▸ What you will do
Print the records below exactly; all of them are needed.
Top of Records supplied
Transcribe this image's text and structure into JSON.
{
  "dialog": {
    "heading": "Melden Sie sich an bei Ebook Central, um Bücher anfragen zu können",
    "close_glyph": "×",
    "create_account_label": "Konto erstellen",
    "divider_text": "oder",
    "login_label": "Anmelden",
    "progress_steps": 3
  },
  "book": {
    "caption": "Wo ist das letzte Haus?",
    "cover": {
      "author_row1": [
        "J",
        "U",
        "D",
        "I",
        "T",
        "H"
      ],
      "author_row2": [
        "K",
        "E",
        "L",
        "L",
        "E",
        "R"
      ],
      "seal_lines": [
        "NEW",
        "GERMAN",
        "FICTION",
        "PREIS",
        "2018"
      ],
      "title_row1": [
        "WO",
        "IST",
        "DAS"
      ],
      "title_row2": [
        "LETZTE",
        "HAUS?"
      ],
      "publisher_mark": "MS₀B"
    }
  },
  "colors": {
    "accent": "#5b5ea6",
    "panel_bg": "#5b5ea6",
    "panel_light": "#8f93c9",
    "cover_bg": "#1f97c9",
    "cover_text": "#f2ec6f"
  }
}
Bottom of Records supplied
▸ Expected answer
Transcribe this image's text and structure into JSON.
{
  "dialog": {
    "heading": "Melden Sie sich an bei Ebook Central, um Bücher anfragen zu können",
    "close_glyph": "×",
    "create_account_label": "Konto erstellen",
    "divider_text": "oder",
    "login_label": "Anmelden",
    "progress_steps": 3
  },
  "book": {
    "caption": "Wo ist das letzte Haus?",
    "cover": {
      "author_row1": [
        "J",
        "U",
        "D",
        "I",
        "T",
        "H"
      ],
      "author_row2": [
        "K",
        "E",
        "L",
        "L",
        "E",
        "R"
      ],
      "seal_lines": [
        "NEW",
        "GERMAN",
        "FICTION",
        "PREIS",
        "2018"
      ],
      "title_row1": [
        "WO",
        "IST",
        "DAS"
      ],
      "title_row2": [
        "LETZTE",
        "HAUS?"
      ],
      "publisher_mark": "MS₀B"
    }
  },
  "colors": {
    "accent": "#5b5ea6",
    "panel_bg": "#5b5ea6",
    "panel_light": "#8f93c9",
    "cover_bg": "#1f97c9",
    "cover_text": "#f2ec6f"
  }
}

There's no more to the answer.